New Delhi, July 29: Former chief minister of Jammu and Kashmir Farooq Abdullah on Monday warned the Centre against any move to abrogate Articles 35A and 370 that accord special status to the state and its people.
“Article 35A & Article 370 should not be removed. It forms our foundation. There is no need to remove it. We are Hindustani but they (Article 35A & Article 370) are important for us,” the former CM and National Conference leader said in New Delhi.
This comes days after another former CM Mehbooba Mufti warned that any attempt to tinker with the special status of Jammu and Kashmir would blow up in its face
The Peoples Democratic Party president said, “We want to tell central government that tinkering with Article 35A is like picking up explosives. Not only will those hands burn which are raised to touch 35A but also the whole body will become ashes,” Mufti said at a function.
The comments of top leaders come came after a central government order allowed additional 100 companies of the Central Armed Police Forces (CAPFs) to be deployed in Jammu and Kashmir to reinforce counter-insurgency operations and maintain law and order.
The order triggered rumors about the likely abrogation of Article 35A, the special provision which grants the Jammu and Kashmir legislature the right to determine the criteria for permanent residency in the state.

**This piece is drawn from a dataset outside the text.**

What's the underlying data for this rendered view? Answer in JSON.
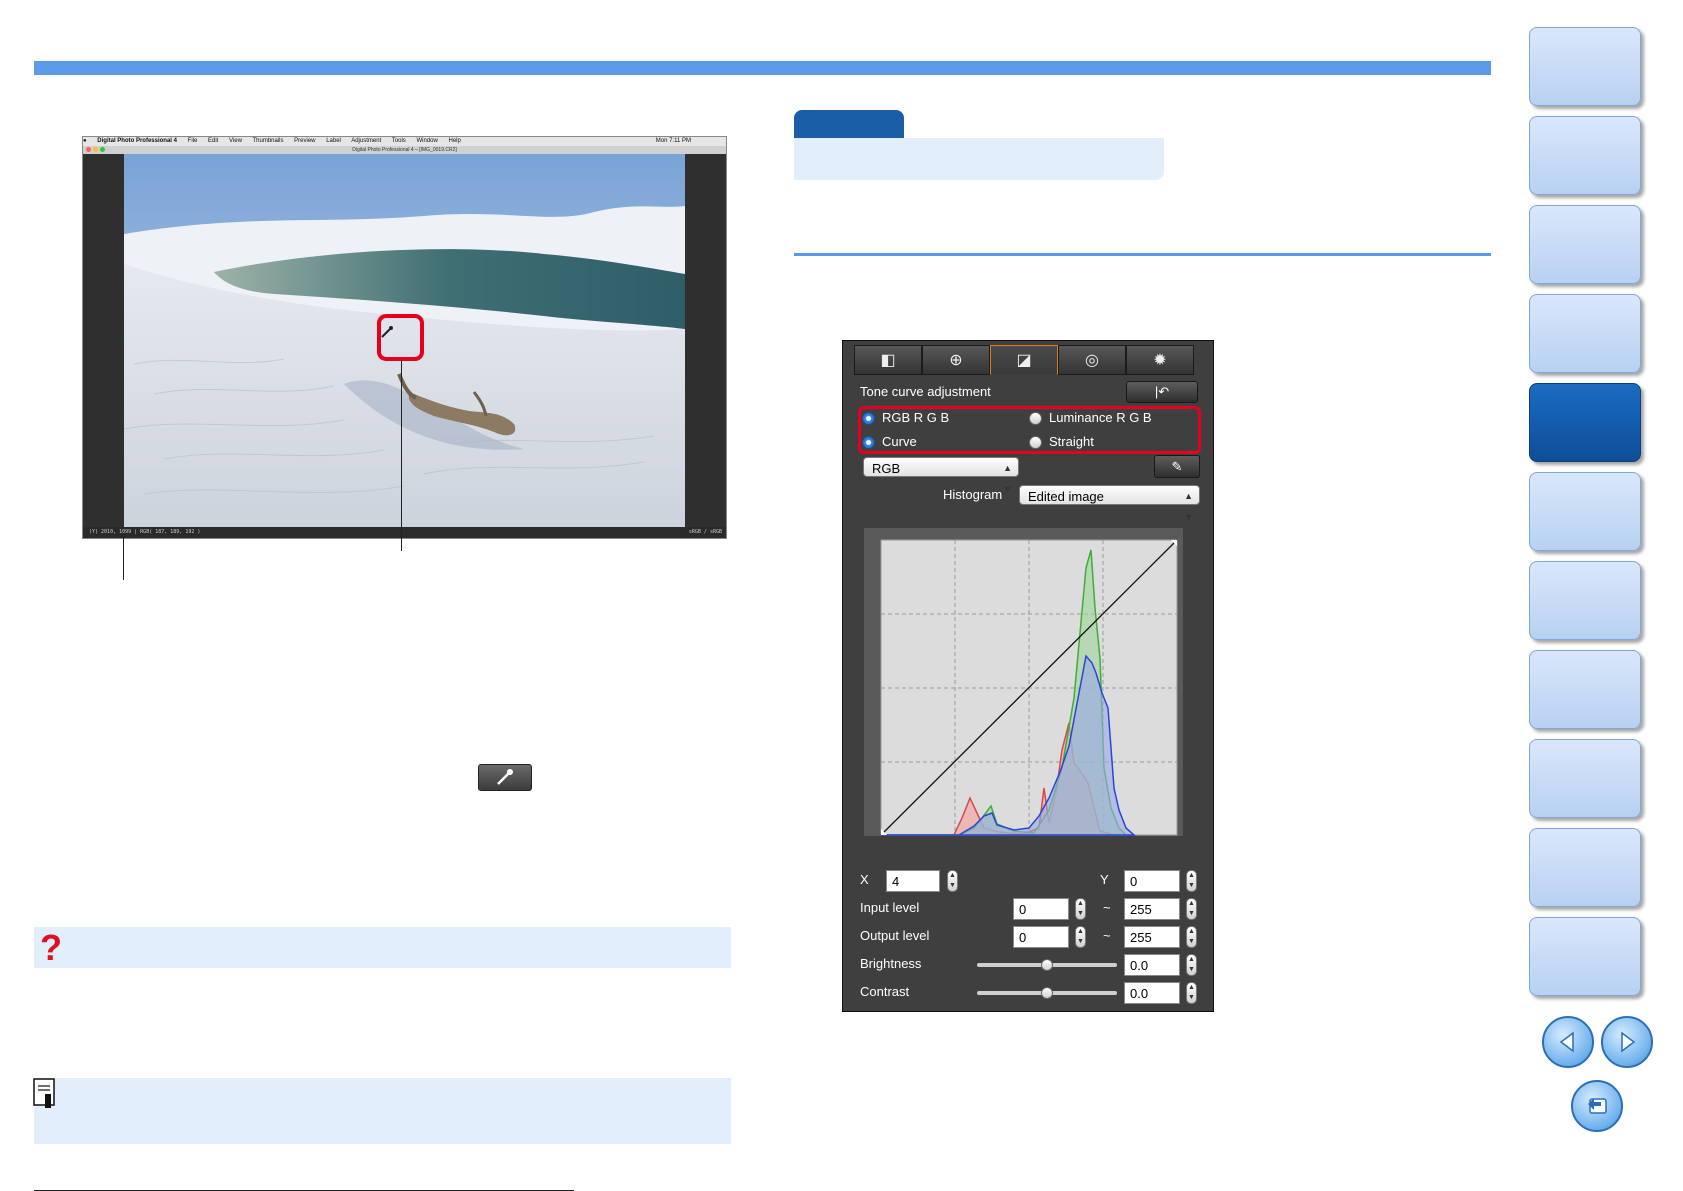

The ruling party at the Centre, the BJP has been opposed to the special status of the state and has proposed its abrogation.
“There is fear inside. Everything has been finished like the J&K Bank and other things. Slowly, the attempts are being made to weaken a Kashmiri; to weaken him politically as well as economically. Nobody will stand against this except my party,” Mufti said.
The PDP chief said that her party was ready for anything for the state’s special status. “Anything can happen, you should not worry but PDP will fight till death for the identity of Jammu and Kashmir and Article 370,” she said.
Article 370 of the Constitution grants special status to Jammu and Kashmir.
Four petitions have challenged Article 35A’s legality in the Supreme Court on the grounds that it was never presented before Parliament and was implemented on the President’s orders in 1954.